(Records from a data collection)
------------------------------------
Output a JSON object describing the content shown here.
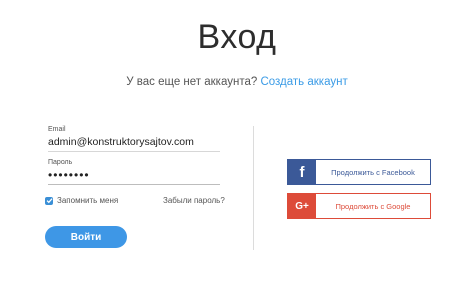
{
  "page": {
    "title": "Вход",
    "no_account_text": "У вас еще нет аккаунта?",
    "create_account_link": "Создать аккаунт"
  },
  "form": {
    "email_label": "Email",
    "email_value": "admin@konstruktorysajtov.com",
    "password_label": "Пароль",
    "password_value": "••••••••",
    "remember_label": "Запомнить меня",
    "remember_checked": true,
    "forgot_link": "Забыли пароль?",
    "login_button": "Войти"
  },
  "social": {
    "facebook_icon": "f",
    "facebook_label": "Продолжить с Facebook",
    "google_icon": "G+",
    "google_label": "Продолжить с Google"
  },
  "colors": {
    "accent": "#3e97e6",
    "facebook": "#3b5998",
    "google": "#dd4b39"
  }
}
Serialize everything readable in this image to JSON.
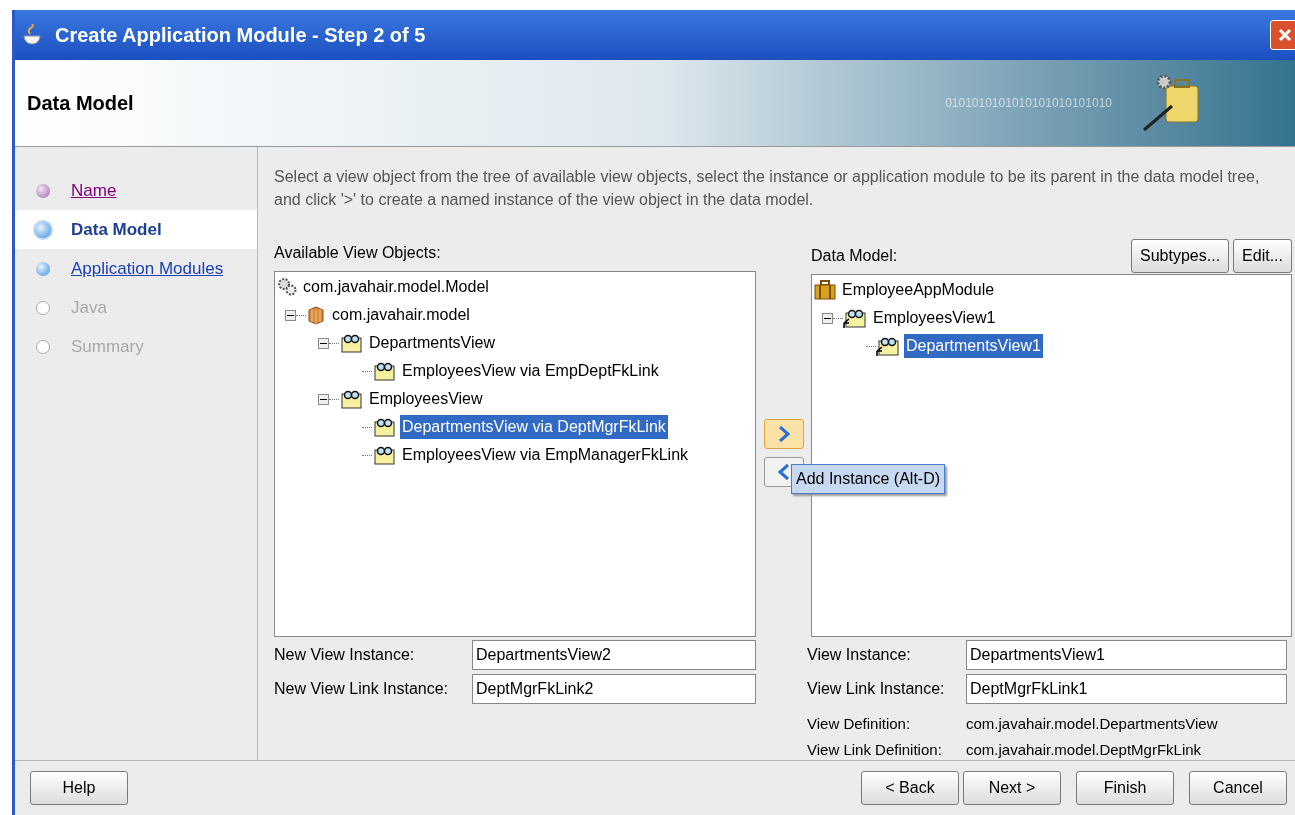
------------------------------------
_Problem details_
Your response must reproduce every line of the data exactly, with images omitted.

_Answer area_
Output a JSON object describing the content shown here.
{
  "page": {
    "title": "Вход",
    "no_account_text": "У вас еще нет аккаунта?",
    "create_account_link": "Создать аккаунт"
  },
  "form": {
    "email_label": "Email",
    "email_value": "admin@konstruktorysajtov.com",
    "password_label": "Пароль",
    "password_value": "••••••••",
    "remember_label": "Запомнить меня",
    "remember_checked": true,
    "forgot_link": "Забыли пароль?",
    "login_button": "Войти"
  },
  "social": {
    "facebook_icon": "f",
    "facebook_label": "Продолжить с Facebook",
    "google_icon": "G+",
    "google_label": "Продолжить с Google"
  },
  "colors": {
    "accent": "#3e97e6",
    "facebook": "#3b5998",
    "google": "#dd4b39"
  }
}
Serialize everything readable in this image to JSON.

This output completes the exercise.